A shuffling around of tax credit funding within the state's public-private job creation agency has rekindled conversations about whether the state is devoting enough attention to its entrepreneurial economy — as well as whether tax credits are an effective engine for promoting growth in the first place.
Last month, the state's budget committee approved the Wisconsin Economic Development Corporation's request to transfer $8 million away from the Early Stage Business Investment Program, which awards tax credits to both young companies that have the potential to grow and their investors. The credits will instead now go toward the Business Development Tax Credit Program, which typically targets more established firms in Wisconsin to incentivize job creation.
Such reallocations do not require approval from the entire Legislature — just the Joint Finance Committee.
WEDC said it made the request because of high demand for the business development tax credits. It claims to have used up about $10 million of the $17 million originally provided for the program in the state budget for 2016. Given the rapid pace at which its awarding credits, it says that the $8 million additional credits is necessary.
As for the Early Stage Business Development Program, WEDC said the depletion wouldn't result in any shortfalls — they predict that of the $30 million originally allocated, only $20 million at most would have ended up being awarded to young businesses and angel investors.
But according to Joe Kirgues, one of the leaders of the startup accelerator gener8tor, the move is evidence that the state is giving short shrift to the state's "knowledge economy" — the businesses that focus more on technology and ideas, and less on creating tangible goods.
"Generally, we believe that Wisconsin should have a vibrant manufacturing economy," said Kirgues. "But we don't think there's been enough focus on positioning the knowledge economy as a stakeholder."
Kirgues said that the fact that the tax credits in the Early Stage Business Development Program weren't projected to be used up by the end of the year doesn't mean that there isn't a demand for them. Rather, he said, it shows that the state needs to be doing more to connect younger companies with those incentives. He said that he knows some young, high-growth companies that have applied for the tax credits, only to be turned down.
This isn't the first time that funds have been shifted away from the early stage tax credits. In fact, reallocations of tax credits away from the early stage business tax credits and angel investment tax credits have happened almost every year since 2009 in Wisconsin.
Kirgues sees those reallocations as being part of a broader trend.
"It's broader cash suck and resource suck away from companies that create knowledge economy jobs," said Kirgues.
Mark Maley, a WEDC spokesperson, said that the assertion that the state isn't doing enough to support younger, non-manufacturing companies is not true.
"The Early Stage Tax Credit is an important tool, and the number of credits issued last year — $18 million — hit an all-time high and was nearly 50% over the previous year," wrote Maley in an emailed statement.
Maley also pointed to other WEDC initiatives that target early-stage companies, including a micro-grant and an accelerator program.
The reallocation of WEDC resources has also become linked to broader conversations, sparked by groups like the Kauffman Foundation, about the efficacy of tax credits as tools for promoting economic growth in the first place.
Max Lynch is the co-founder of Ionic Framework, a Madison startup that's created a mobile developer platform.
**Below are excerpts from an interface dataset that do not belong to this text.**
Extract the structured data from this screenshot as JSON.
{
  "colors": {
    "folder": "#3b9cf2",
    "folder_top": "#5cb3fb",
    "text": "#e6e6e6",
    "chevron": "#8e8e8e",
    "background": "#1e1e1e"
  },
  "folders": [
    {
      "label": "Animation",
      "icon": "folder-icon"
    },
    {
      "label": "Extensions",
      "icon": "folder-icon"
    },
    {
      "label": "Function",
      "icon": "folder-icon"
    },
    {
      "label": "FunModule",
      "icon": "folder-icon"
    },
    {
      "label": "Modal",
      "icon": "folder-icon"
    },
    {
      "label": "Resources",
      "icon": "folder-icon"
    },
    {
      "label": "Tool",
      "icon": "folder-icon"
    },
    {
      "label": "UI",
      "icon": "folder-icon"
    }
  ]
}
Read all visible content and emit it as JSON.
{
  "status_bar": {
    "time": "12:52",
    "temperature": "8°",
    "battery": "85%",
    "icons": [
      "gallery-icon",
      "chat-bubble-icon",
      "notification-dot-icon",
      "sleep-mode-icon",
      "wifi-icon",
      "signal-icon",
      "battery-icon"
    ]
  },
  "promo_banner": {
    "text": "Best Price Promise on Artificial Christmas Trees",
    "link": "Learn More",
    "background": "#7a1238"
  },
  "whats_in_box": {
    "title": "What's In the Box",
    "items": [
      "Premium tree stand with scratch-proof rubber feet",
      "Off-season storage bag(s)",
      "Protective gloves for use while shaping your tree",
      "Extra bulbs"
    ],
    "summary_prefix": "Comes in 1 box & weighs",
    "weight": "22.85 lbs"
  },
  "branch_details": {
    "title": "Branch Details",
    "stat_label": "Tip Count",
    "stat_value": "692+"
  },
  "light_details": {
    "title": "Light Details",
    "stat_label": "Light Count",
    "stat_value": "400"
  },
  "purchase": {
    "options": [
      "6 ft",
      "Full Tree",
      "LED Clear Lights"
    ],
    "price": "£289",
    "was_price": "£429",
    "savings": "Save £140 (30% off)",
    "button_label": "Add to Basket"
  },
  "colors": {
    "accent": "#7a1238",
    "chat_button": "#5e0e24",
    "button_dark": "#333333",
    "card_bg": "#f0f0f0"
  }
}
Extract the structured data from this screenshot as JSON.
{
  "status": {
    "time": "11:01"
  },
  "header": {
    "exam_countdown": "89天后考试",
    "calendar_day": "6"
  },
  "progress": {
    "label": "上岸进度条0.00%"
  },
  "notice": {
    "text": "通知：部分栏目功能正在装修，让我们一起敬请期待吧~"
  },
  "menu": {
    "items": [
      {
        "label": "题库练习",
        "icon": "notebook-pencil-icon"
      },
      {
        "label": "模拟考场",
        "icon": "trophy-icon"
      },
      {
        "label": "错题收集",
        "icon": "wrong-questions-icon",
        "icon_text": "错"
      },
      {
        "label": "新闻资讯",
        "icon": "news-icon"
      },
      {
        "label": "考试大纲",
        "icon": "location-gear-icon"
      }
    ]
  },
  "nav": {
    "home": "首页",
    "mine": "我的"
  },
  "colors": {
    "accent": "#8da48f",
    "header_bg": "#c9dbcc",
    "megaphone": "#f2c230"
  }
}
He says that for his own company, the shifting of tax credits really doesn't matter — such incentives have been irrelevant to Ionic. He believes there are other actions the state could take that would be more effective at nurturing the entrepreneurial environment.
"We as a company want to see more tax money going into public infrastructure and the university," he said. "We want smart people to come work for us."
University of Wisconsin economist Steve Deller said that research by and large supports the idea that tax credits aren't great tools for promoting growth.
"People aren't really that susceptive to small changes in tax code," he said. "Businesses are the exact same way. If they're offered a tax break, it won't change things all that much."
Even for smaller startups, said Deller, tax credits are only so effective.
"The problem with tax credits, is that small businesses are so focused on getting up and running, is that small businesses aren't even looking at tax credits — they're not even on the radar screen," he said.
President of the Wisconsin Technology Council Tom Still said he believes that tax credits do have a place in a state's economic development toolkit, so long as they target very specific companies, such as with the early stage business tax credit.
"I think it depends on the nature of the tax incentive," he said. "General tax credits, obviously have their limits."
Kirgues, for his part, said that while he's not an economist, he knows a lot of companies that have directly benefited from the early business tax credits. Moreover, he said, he said that the debate at hand isn't whether economic tax credits should exist in Wisconsin or not — rather, it's a question of how to use resources that have already been earmarked as tax credits.
Lynch acknowledged that it was disheartening to see resources shifted away from startups at the state level, regardless of the context.
"The future of Wisconsin are these health care and IT companies," said Lynch. "We're the ones creating jobs."
Deller said that research indeed supports that assertion as well: "In Wisconsin, it turns out the bulk of the job growth comes from young businesses, and they happen to be small."
The conversation comes as officials have turned their scrutiny to another tax credit: Legislative Fiscal Bureau report recently found that the state's manufacturing and agricultural tax credit will award $21 million in credits to 11 of the state's highest earners.